Harry Guntrip in his groundbreaking book Schizoid Phenomena, Object-Relations and the Self (International Universities Press, May 2001) discussed the schizoid personality who presents in psychotherapy as withdrawn and detached. But he also discussed schizoid phenomena which can be present in a much wider range of people. The central dynamic is the oscillation between desperate hunger for a love object and the fear of being devoured, smothered or trapped. For more discussion on this topic: https://www.psychologytoday.com/blog/life-after-50/201612/the-schizoid-personality

Healthy Ambivalence

 Llywelyn Nys/Unsplash.com

Llywelyn Nys/Unsplash.com

In common parlance “ambivalence” tends to have a pejorative connotation—as if it is a problem if you feel ambivalent. President Bush told the world: “You're either with us or against us in the fight against terror." President Bush’s stance allows no room for ambiguity or ambivalence. Similarly, Tom Ridge, the former homeland security secretary told Americans: “We can be afraid, or we can be ready.” Can’t we be both afraid and ready? President Reagan also had a penchant for reducing complexities to simple images of good and bad. Ambivalence isn’t American; America is the land of moral polarization. Cowboys wear white hats and black hats so that we know the good guys from the bad. And Americans love professional wrestling in which the good guy waves at the crowd and the bad guy usually has a grotesque appearance and makes threatening gestures to the crowd to elicit their booing. Yet, from a psychological point of view ambivalence is a healthy state and not being able to tolerate it is a problem. 

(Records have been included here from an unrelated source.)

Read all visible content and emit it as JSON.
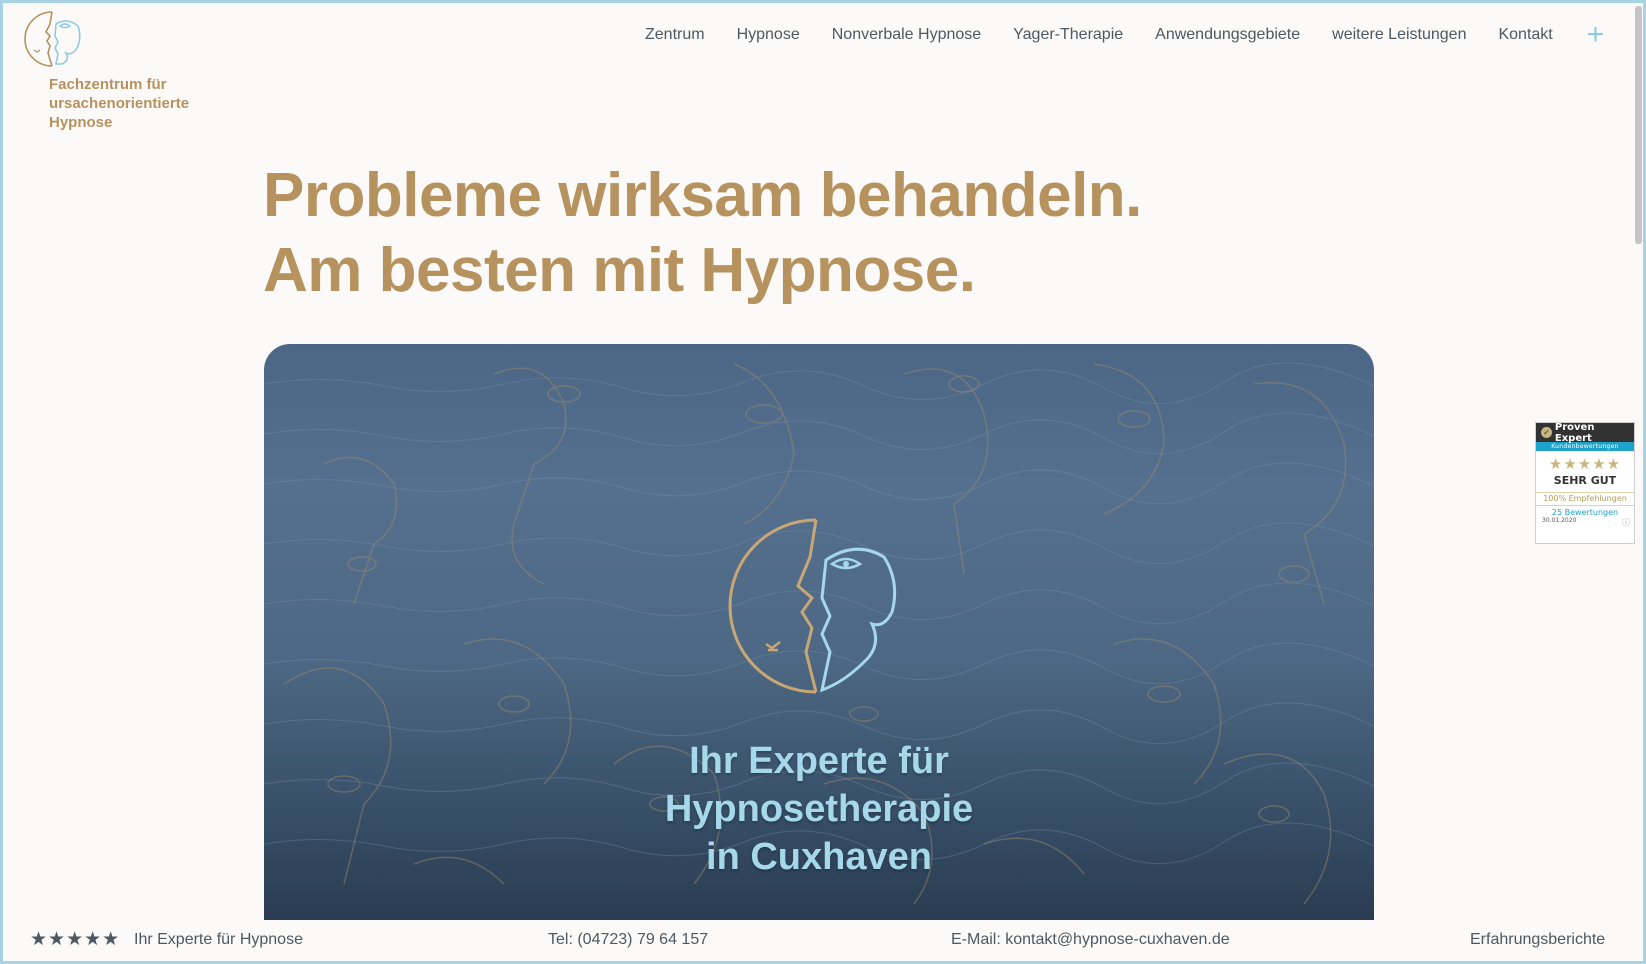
{
  "header": {
    "logo_text_lines": [
      "Fachzentrum für",
      "ursachenorientierte",
      "Hypnose"
    ]
  },
  "nav": {
    "items": [
      {
        "label": "Zentrum"
      },
      {
        "label": "Hypnose"
      },
      {
        "label": "Nonverbale Hypnose"
      },
      {
        "label": "Yager-Therapie"
      },
      {
        "label": "Anwendungsgebiete"
      },
      {
        "label": "weitere Leistungen"
      },
      {
        "label": "Kontakt"
      }
    ],
    "more_icon": "plus-icon"
  },
  "hero": {
    "headline_line1": "Probleme wirksam behandeln.",
    "headline_line2": "Am besten mit Hypnose.",
    "caption_lines": [
      "Ihr Experte für",
      "Hypnosetherapie",
      "in Cuxhaven"
    ]
  },
  "proven_expert": {
    "brand": "Proven Expert",
    "subtitle": "Kundenbewertungen",
    "stars": "★★★★★",
    "grade": "SEHR GUT",
    "recommendations": "100% Empfehlungen",
    "reviews": "25 Bewertungen",
    "date": "30.01.2020"
  },
  "footer": {
    "stars": "★★★★★",
    "tagline": "Ihr Experte für Hypnose",
    "phone": "Tel: (04723) 79 64 157",
    "email": "E-Mail: kontakt@hypnose-cuxhaven.de",
    "testimonials": "Erfahrungsberichte"
  },
  "colors": {
    "gold": "#b6925f",
    "light_blue": "#a6d8ec",
    "text_dark": "#4d5962",
    "background": "#fcfaf8"
  }
}
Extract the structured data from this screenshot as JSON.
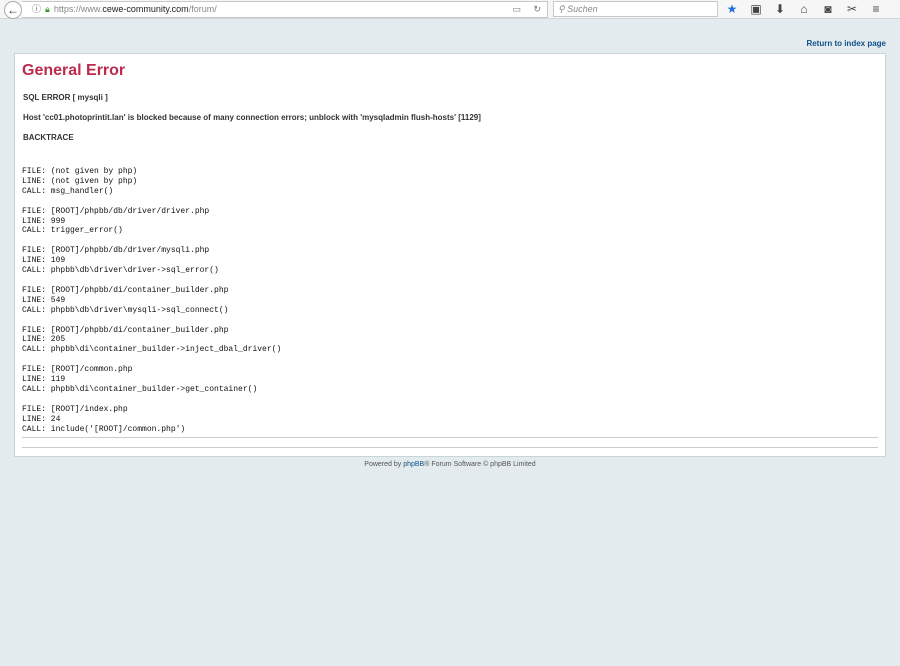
{
  "browser": {
    "url_prefix": "https://www.",
    "url_domain": "cewe-community.com",
    "url_path": "/forum/",
    "search_placeholder": "Suchen"
  },
  "nav": {
    "return_link": "Return to index page"
  },
  "error": {
    "title": "General Error",
    "sql_error": "SQL ERROR [ mysqli ]",
    "message": "Host 'cc01.photoprintit.lan' is blocked because of many connection errors; unblock with 'mysqladmin flush-hosts' [1129]",
    "backtrace_label": "BACKTRACE",
    "backtrace": "FILE: (not given by php)\nLINE: (not given by php)\nCALL: msg_handler()\n\nFILE: [ROOT]/phpbb/db/driver/driver.php\nLINE: 999\nCALL: trigger_error()\n\nFILE: [ROOT]/phpbb/db/driver/mysqli.php\nLINE: 109\nCALL: phpbb\\db\\driver\\driver->sql_error()\n\nFILE: [ROOT]/phpbb/di/container_builder.php\nLINE: 549\nCALL: phpbb\\db\\driver\\mysqli->sql_connect()\n\nFILE: [ROOT]/phpbb/di/container_builder.php\nLINE: 205\nCALL: phpbb\\di\\container_builder->inject_dbal_driver()\n\nFILE: [ROOT]/common.php\nLINE: 119\nCALL: phpbb\\di\\container_builder->get_container()\n\nFILE: [ROOT]/index.php\nLINE: 24\nCALL: include('[ROOT]/common.php')"
  },
  "footer": {
    "powered": "Powered by ",
    "link": "phpBB",
    "rest": "® Forum Software © phpBB Limited"
  }
}
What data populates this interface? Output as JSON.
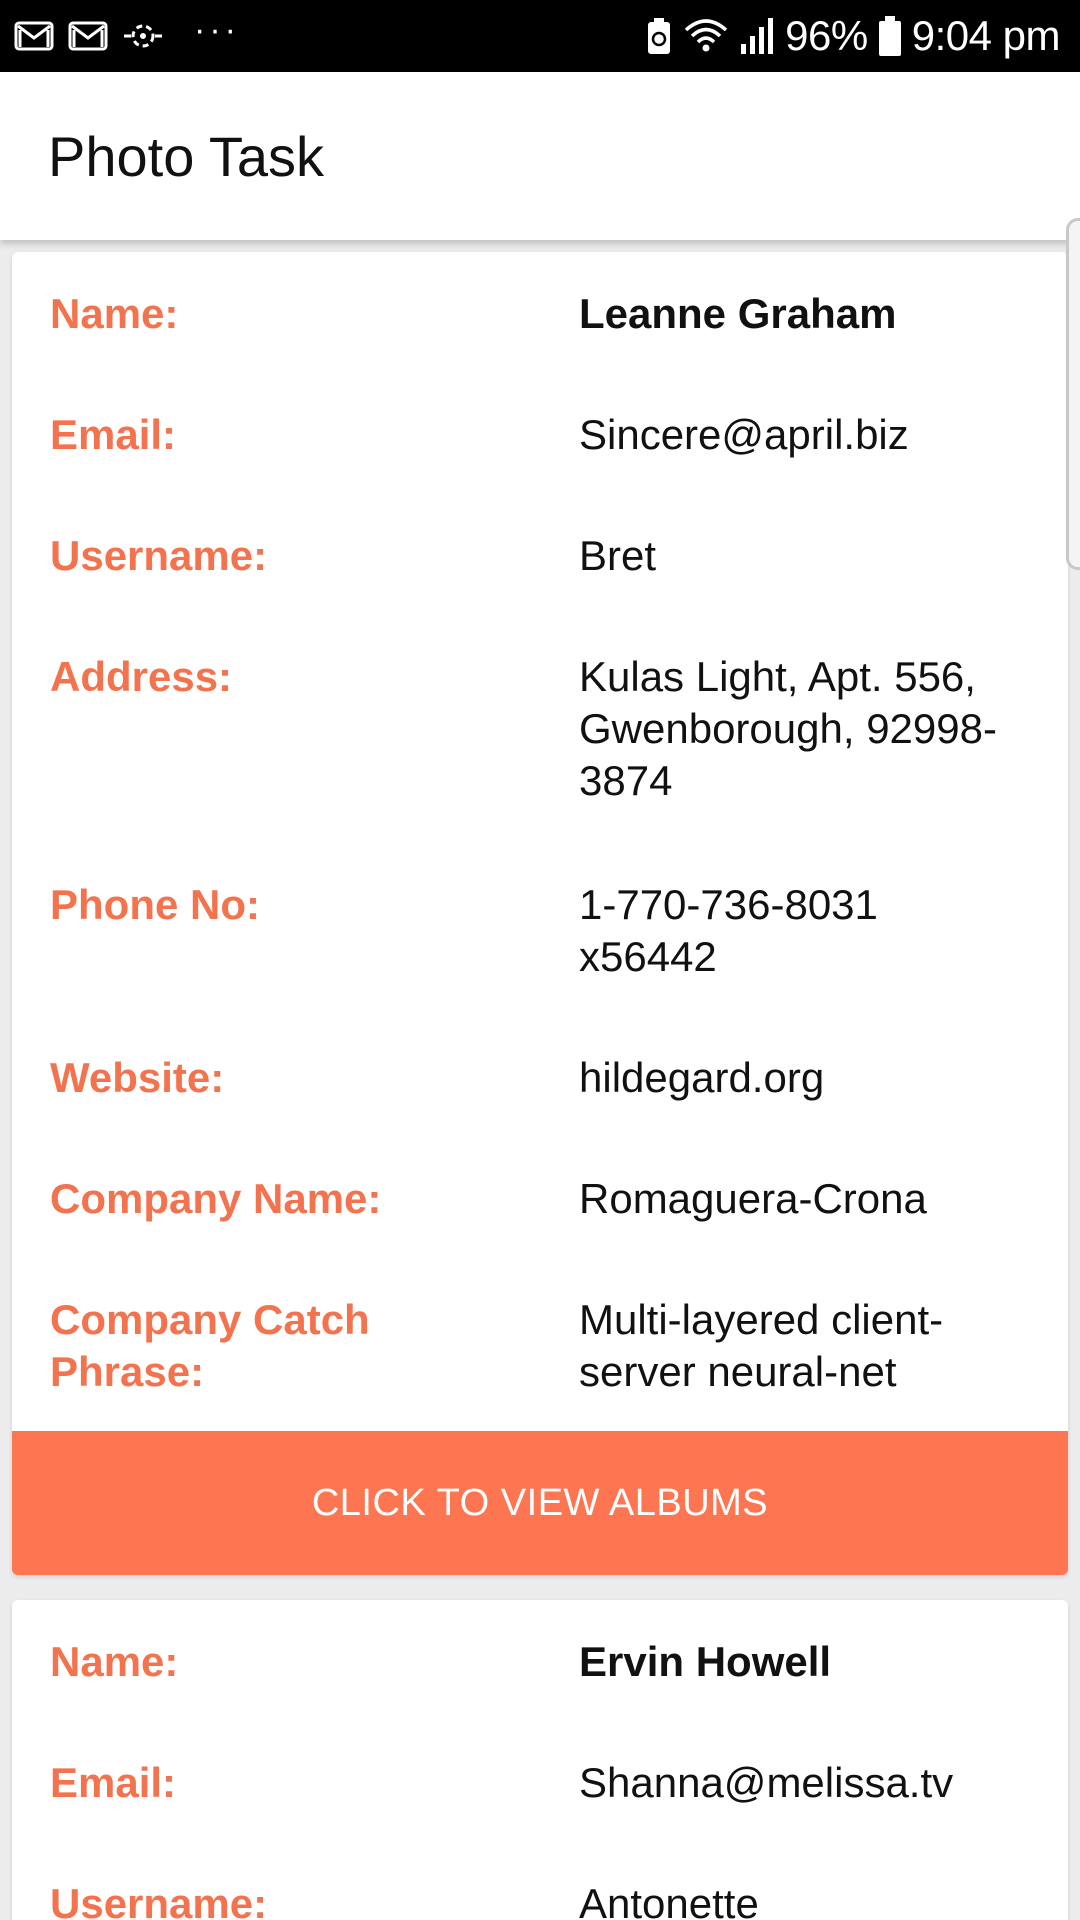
{
  "status_bar": {
    "battery": "96%",
    "time": "9:04 pm",
    "dots": "···",
    "icons": [
      "gmail-icon",
      "gmail-icon",
      "sync-icon",
      "battery-saver-icon",
      "wifi-icon",
      "signal-icon",
      "battery-icon"
    ]
  },
  "appbar": {
    "title": "Photo Task"
  },
  "colors": {
    "accent": "#fd7551",
    "label": "#f4734f"
  },
  "labels": {
    "name": "Name:",
    "email": "Email:",
    "username": "Username:",
    "address": "Address:",
    "phone": "Phone No:",
    "website": "Website:",
    "company_name": "Company Name:",
    "catch_phrase": "Company Catch Phrase:"
  },
  "users": [
    {
      "name": "Leanne Graham",
      "email": "Sincere@april.biz",
      "username": "Bret",
      "address": "Kulas Light, Apt. 556, Gwenborough, 92998-3874",
      "phone": "1-770-736-8031 x56442",
      "website": "hildegard.org",
      "company_name": "Romaguera-Crona",
      "catch_phrase": "Multi-layered client-server neural-net",
      "button_label": "CLICK TO VIEW ALBUMS"
    },
    {
      "name": "Ervin Howell",
      "email": "Shanna@melissa.tv",
      "username": "Antonette"
    }
  ]
}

Setting Limits is Not Easy

If you don't want to feel angry about people taking advantage of you, you need to protect yourself by setting limits. That involves being able to say "no." Click here for more.

Beginning the session

 Photo by Anna Vander Stel/Unsplash.com

Photo by Anna Vander Stel/Unsplash.com

Patients sometimes get annoyed at me because I wait for them to start the session. "Why don't you ask me how I'm feeling?" one patient asks. "Why don't you ask me questions?" another complains. I try to explain the importance of letting the patient start the session. The patient's first words of the session, the selection of topics and the order of topics is of major significance. And what they leave out is equally important! Some patients complain because they don't want to free associate; they are uncomfortable letting their minds wander. They don't want to see what might emerge. But sometimes a patient CANNOT start the session because they have so much anxiety or feel so empty that they cannot speak. That is important to find out, but it will not become known unless, at least for a while, I let the patient begin the session.